Maddie in the Middle is based around a tween’s need to fit in and this need being stronger than the desire to follow the rules (or the law). Do you think that social media plays a role in increasing social pressure or is this simply a developmental rite of passage?
Social media has given demon wings to social pressure. It’s not as if social pressure didn’t exist before, but at least there used to be a break from it. So it is even more important that kids are given the tools they need to negotiate those pressures – to be able to stop and say, what are my options here? What are the best options for me? What kind of a person do I really want to be?
I’m sure many teens find themselves faced with difficult decisions like Maddie. What inspired you to write this story? Was it inspired by real life?
In part, yes. Shoplifting used to be a rite of passage when I was a kid – it was a thing kids dared each other to do, in the days before CCTV and shop security. So I was surprised when a friend told me her daughter and her friends were doing it, and it was still a thing in their community. I thought about the kinds of things that influence kids to decide whether to do something naughty, particularly in those primary years, and I realised it reflects the decisions people make all through their lives, in their personal lives and their workplaces. So that really interested me.
Also, because I did some work in criminal law when I was doing my law degree, I saw that the majority of people who ended up in serious trouble as adults started with petty crime, and then kept going. Notwithstanding the social disadvantage that usually goes along with that kind of trouble, it’s important to have a way to think about those first moral decisions – even if you’re not intending to become a career criminal!
Maddie was pressured into helping her friend Samara because Samara feared that if the authorities found out that her father had left and that her mother was sick, she and her brother and sister would be split up into foster homes. She turned to stealing out of desperation. If a tween finds themselves in this situation, what are some legal options they could pursue?
The first port of call would be a non-legal option – finding a trusted adult to confide in. This is important, and also difficult for kids who have been traumatised by events beyond their control. The ‘best interests of the child’ is the first principle that is supposed to be followed in family law and child protection, so if adults in authority apply that, then there can be better outcomes – maybe not always ideal, but better. In Samara’s case, she would have been better off speaking to Maddie’s dad, or Katy and her parents, or her music teacher.
Maddie’s family is not your average family: her mother had left them and Maddie stayed with her dad. Was this an important factor in Maddie’s behaviour? Was it part of Maddie’s character development?
This happens more than most people would think, and so I wanted to represent a non-standard situation for Maddie.

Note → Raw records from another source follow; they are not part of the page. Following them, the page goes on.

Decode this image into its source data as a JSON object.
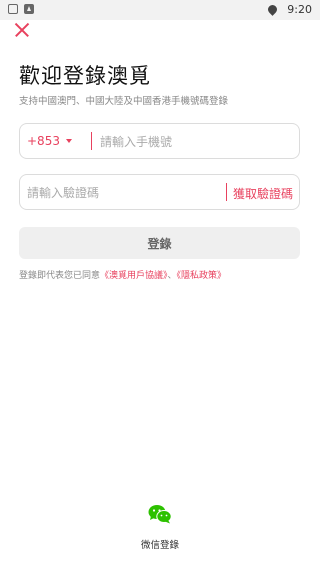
{
  "status_bar": {
    "time": "9:20"
  },
  "title": "歡迎登錄澳覓",
  "subtitle": "支持中國澳門、中國大陸及中國香港手機號碼登錄",
  "phone": {
    "country_code": "+853",
    "placeholder": "請輸入手機號",
    "value": ""
  },
  "code": {
    "placeholder": "請輸入驗證碼",
    "value": "",
    "get_code_label": "獲取驗證碼"
  },
  "login_button": "登錄",
  "agreement": {
    "prefix": "登錄即代表您已同意",
    "user_agreement": "《澳覓用戶協議》",
    "separator": "、",
    "privacy_policy": "《隱私政策》"
  },
  "wechat": {
    "label": "微信登錄"
  },
  "colors": {
    "accent": "#e8415e",
    "wechat": "#2dc100"
  }
}
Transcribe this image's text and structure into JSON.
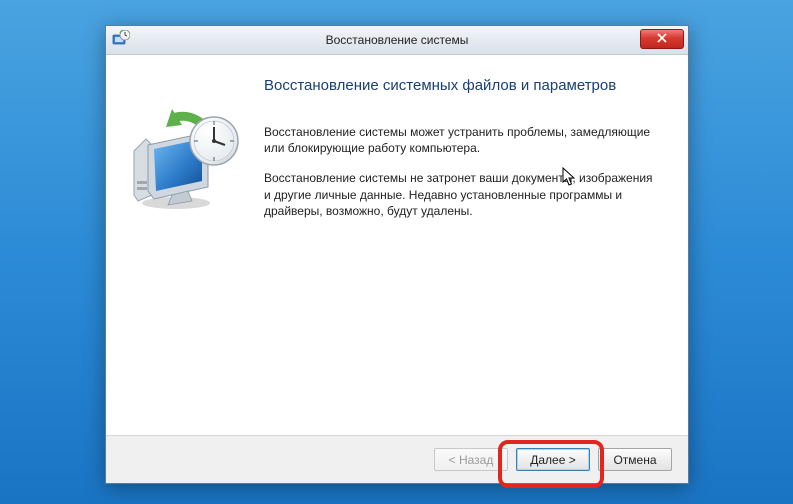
{
  "titlebar": {
    "title": "Восстановление системы"
  },
  "content": {
    "heading": "Восстановление системных файлов и параметров",
    "para1": "Восстановление системы может устранить проблемы, замедляющие или блокирующие работу компьютера.",
    "para2": "Восстановление системы не затронет ваши документы, изображения и другие личные данные. Недавно установленные программы и драйверы, возможно, будут удалены."
  },
  "footer": {
    "back_label": "< Назад",
    "next_label": "Далее >",
    "cancel_label": "Отмена"
  }
}
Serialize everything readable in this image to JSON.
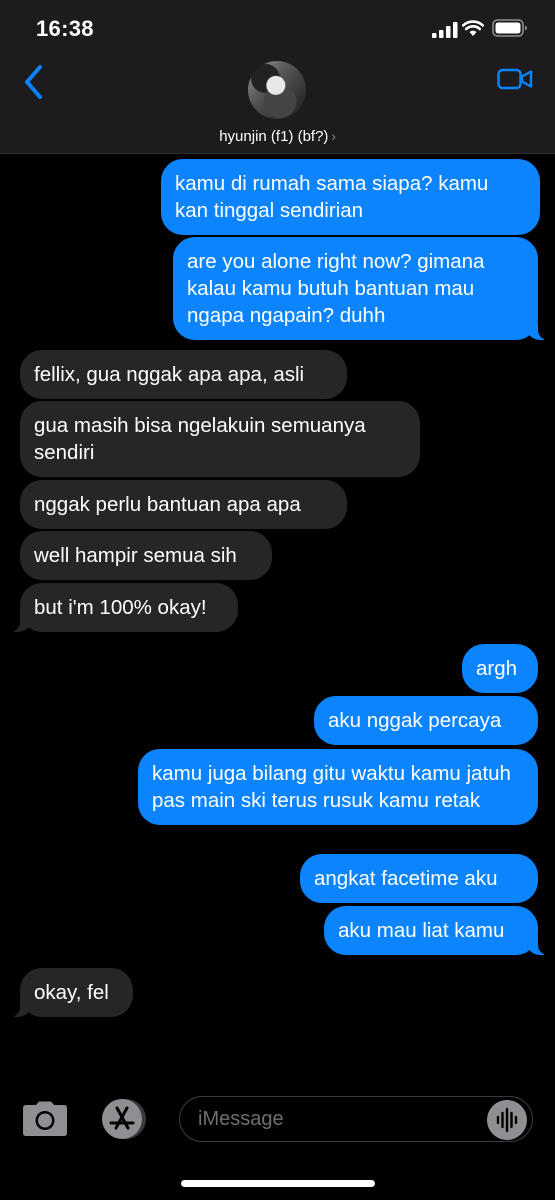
{
  "status": {
    "time": "16:38"
  },
  "contact": {
    "name": "hyunjin (f1) (bf?)",
    "chevron": "›"
  },
  "icons": {
    "back": "chevron-left-icon",
    "video": "video-camera-icon",
    "camera": "camera-icon",
    "apps": "app-store-icon",
    "audio": "audio-waveform-icon"
  },
  "colors": {
    "accent": "#0b84fe",
    "incoming": "#262628",
    "header": "#1c1c1e"
  },
  "messages": [
    {
      "dir": "out",
      "text": "kamu di rumah sama siapa? kamu kan tinggal sendirian"
    },
    {
      "dir": "out",
      "text": "are you alone right now? gimana kalau kamu butuh bantuan mau ngapa ngapain? duhh"
    },
    {
      "dir": "in",
      "text": "fellix, gua nggak apa apa, asli"
    },
    {
      "dir": "in",
      "text": "gua masih bisa ngelakuin semuanya sendiri"
    },
    {
      "dir": "in",
      "text": "nggak perlu bantuan apa apa"
    },
    {
      "dir": "in",
      "text": "well hampir semua sih"
    },
    {
      "dir": "in",
      "text": "but i'm 100% okay!"
    },
    {
      "dir": "out",
      "text": "argh"
    },
    {
      "dir": "out",
      "text": "aku nggak percaya"
    },
    {
      "dir": "out",
      "text": "kamu juga bilang gitu waktu kamu jatuh pas main ski terus rusuk kamu retak"
    },
    {
      "dir": "out",
      "text": "angkat facetime aku"
    },
    {
      "dir": "out",
      "text": "aku mau liat kamu"
    },
    {
      "dir": "in",
      "text": "okay, fel"
    }
  ],
  "composer": {
    "placeholder": "iMessage",
    "value": ""
  }
}
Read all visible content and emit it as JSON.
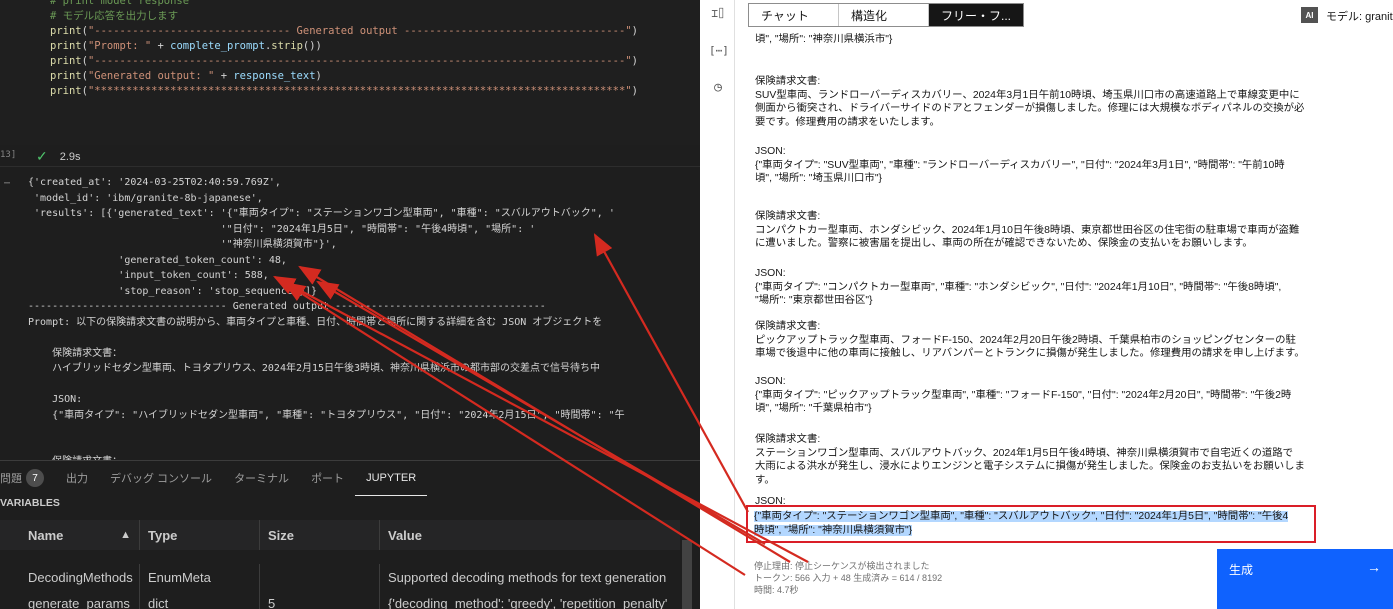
{
  "code": {
    "lines": [
      {
        "parts": [
          {
            "cls": "c-com",
            "t": "# print model response"
          }
        ]
      },
      {
        "parts": [
          {
            "cls": "c-com",
            "t": "# モデル応答を出力します"
          }
        ]
      },
      {
        "parts": [
          {
            "cls": "c-fn",
            "t": "print"
          },
          {
            "cls": "",
            "t": "("
          },
          {
            "cls": "c-str",
            "t": "\"------------------------------- Generated output -----------------------------------\""
          },
          {
            "cls": "",
            "t": ")"
          }
        ]
      },
      {
        "parts": [
          {
            "cls": "c-fn",
            "t": "print"
          },
          {
            "cls": "",
            "t": "("
          },
          {
            "cls": "c-str",
            "t": "\"Prompt: \""
          },
          {
            "cls": "",
            "t": " + "
          },
          {
            "cls": "c-var",
            "t": "complete_prompt"
          },
          {
            "cls": "",
            "t": "."
          },
          {
            "cls": "c-fn",
            "t": "strip"
          },
          {
            "cls": "",
            "t": "())"
          }
        ]
      },
      {
        "parts": [
          {
            "cls": "c-fn",
            "t": "print"
          },
          {
            "cls": "",
            "t": "("
          },
          {
            "cls": "c-str",
            "t": "\"------------------------------------------------------------------------------------\""
          },
          {
            "cls": "",
            "t": ")"
          }
        ]
      },
      {
        "parts": [
          {
            "cls": "c-fn",
            "t": "print"
          },
          {
            "cls": "",
            "t": "("
          },
          {
            "cls": "c-str",
            "t": "\"Generated output: \""
          },
          {
            "cls": "",
            "t": " + "
          },
          {
            "cls": "c-var",
            "t": "response_text"
          },
          {
            "cls": "",
            "t": ")"
          }
        ]
      },
      {
        "parts": [
          {
            "cls": "c-fn",
            "t": "print"
          },
          {
            "cls": "",
            "t": "("
          },
          {
            "cls": "c-str",
            "t": "\"************************************************************************************\""
          },
          {
            "cls": "",
            "t": ")"
          }
        ]
      }
    ],
    "cell_number": "13]",
    "elapsed": "2.9s"
  },
  "output": {
    "lines": [
      "{'created_at': '2024-03-25T02:40:59.769Z',",
      " 'model_id': 'ibm/granite-8b-japanese',",
      " 'results': [{'generated_text': '{\"車両タイプ\": \"ステーションワゴン型車両\", \"車種\": \"スバルアウトバック\", '",
      "                                '\"日付\": \"2024年1月5日\", \"時間帯\": \"午後4時頃\", \"場所\": '",
      "                                '\"神奈川県横須賀市\"}',",
      "               'generated_token_count': 48,",
      "               'input_token_count': 588,",
      "               'stop_reason': 'stop_sequence'}]}",
      "--------------------------------- Generated output -----------------------------------",
      "Prompt: 以下の保険請求文書の説明から、車両タイプと車種、日付、時間帯と場所に関する詳細を含む JSON オブジェクトを",
      "",
      "    保険請求文書：",
      "    ハイブリッドセダン型車両、トヨタプリウス、2024年2月15日午後3時頃、神奈川県横浜市の都市部の交差点で信号待ち中",
      "",
      "    JSON:",
      "    {\"車両タイプ\": \"ハイブリッドセダン型車両\", \"車種\": \"トヨタプリウス\", \"日付\": \"2024年2月15日\", \"時間帯\": \"午",
      "",
      "",
      "    保険請求文書："
    ]
  },
  "panel": {
    "tabs": [
      {
        "label": "問題",
        "badge": "7"
      },
      {
        "label": "出力"
      },
      {
        "label": "デバッグ コンソール"
      },
      {
        "label": "ターミナル"
      },
      {
        "label": "ポート"
      },
      {
        "label": "JUPYTER",
        "active": true
      }
    ],
    "variables_title": "VARIABLES",
    "columns": [
      "Name",
      "Type",
      "Size",
      "Value"
    ],
    "rows": [
      [
        "DecodingMethods",
        "EnumMeta",
        "",
        "Supported decoding methods for text generation"
      ],
      [
        "generate_params",
        "dict",
        "5",
        "{'decoding_method': 'greedy', 'repetition_penalty'"
      ]
    ]
  },
  "prompt_lab": {
    "tabs": [
      "チャット",
      "構造化",
      "フリー・フ..."
    ],
    "active_tab": 2,
    "ai_badge": "AI",
    "model_label": "モデル: granite",
    "blocks": [
      {
        "lines": [
          "頃\", \"場所\": \"神奈川県横浜市\"}"
        ]
      },
      {
        "lines": [
          "保険請求文書:",
          "SUV型車両、ランドローバーディスカバリー、2024年3月1日午前10時頃、埼玉県川口市の高速道路上で車線変更中に",
          "側面から衝突され、ドライバーサイドのドアとフェンダーが損傷しました。修理には大規模なボディパネルの交換が必",
          "要です。修理費用の請求をいたします。"
        ]
      },
      {
        "lines": [
          "JSON:",
          "{\"車両タイプ\": \"SUV型車両\", \"車種\": \"ランドローバーディスカバリー\", \"日付\": \"2024年3月1日\", \"時間帯\": \"午前10時",
          "頃\", \"場所\": \"埼玉県川口市\"}"
        ]
      },
      {
        "lines": [
          "保険請求文書:",
          "コンパクトカー型車両、ホンダシビック、2024年1月10日午後8時頃、東京都世田谷区の住宅街の駐車場で車両が盗難",
          "に遭いました。警察に被害届を提出し、車両の所在が確認できないため、保険金の支払いをお願いします。"
        ]
      },
      {
        "lines": [
          "JSON:",
          "{\"車両タイプ\": \"コンパクトカー型車両\", \"車種\": \"ホンダシビック\", \"日付\": \"2024年1月10日\", \"時間帯\": \"午後8時頃\",",
          "\"場所\": \"東京都世田谷区\"}"
        ]
      },
      {
        "lines": [
          "保険請求文書:",
          "ピックアップトラック型車両、フォードF-150、2024年2月20日午後2時頃、千葉県柏市のショッピングセンターの駐",
          "車場で後退中に他の車両に接触し、リアバンパーとトランクに損傷が発生しました。修理費用の請求を申し上げます。"
        ]
      },
      {
        "lines": [
          "JSON:",
          "{\"車両タイプ\": \"ピックアップトラック型車両\", \"車種\": \"フォードF-150\", \"日付\": \"2024年2月20日\", \"時間帯\": \"午後2時",
          "頃\", \"場所\": \"千葉県柏市\"}"
        ]
      },
      {
        "lines": [
          "保険請求文書:",
          "ステーションワゴン型車両、スバルアウトバック、2024年1月5日午後4時頃、神奈川県横須賀市で自宅近くの道路で",
          "大雨による洪水が発生し、浸水によりエンジンと電子システムに損傷が発生しました。保険金のお支払いをお願いしま",
          "す。"
        ]
      },
      {
        "lines": [
          "JSON:"
        ]
      }
    ],
    "generated_lines": [
      "{\"車両タイプ\": \"ステーションワゴン型車両\", \"車種\": \"スバルアウトバック\", \"日付\": \"2024年1月5日\", \"時間帯\": \"午後4",
      "時頃\", \"場所\": \"神奈川県横須賀市\"}"
    ],
    "status_lines": [
      "停止理由: 停止シーケンスが検出されました",
      "トークン: 566 入力 + 48 生成済み = 614 / 8192",
      "時間: 4.7秒"
    ],
    "generate_label": "生成",
    "generate_arrow": "→"
  }
}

Having a single parent family is important for her behaviour: she feels sympathy for Samara’s situation because it parallels her own – they both have mothers who are either physically or mentally absent, or not able to care for them. They aren’t neglectful mothers: they are just not able to be there for their daughters in the way they are needed, at this point.
What’s coming up for Julia Lawrinson? Do you have more YA books coming out soon?
I am working on another middle-grade novel set in 1979 and its working title is ‘The ABBA novel’. As well as ABBA, it features roller skating, horse riding camp, BMX and Countdown. I am having a ball writing it!
Read Pamela Ueckerman’s review of Maddie in the Middle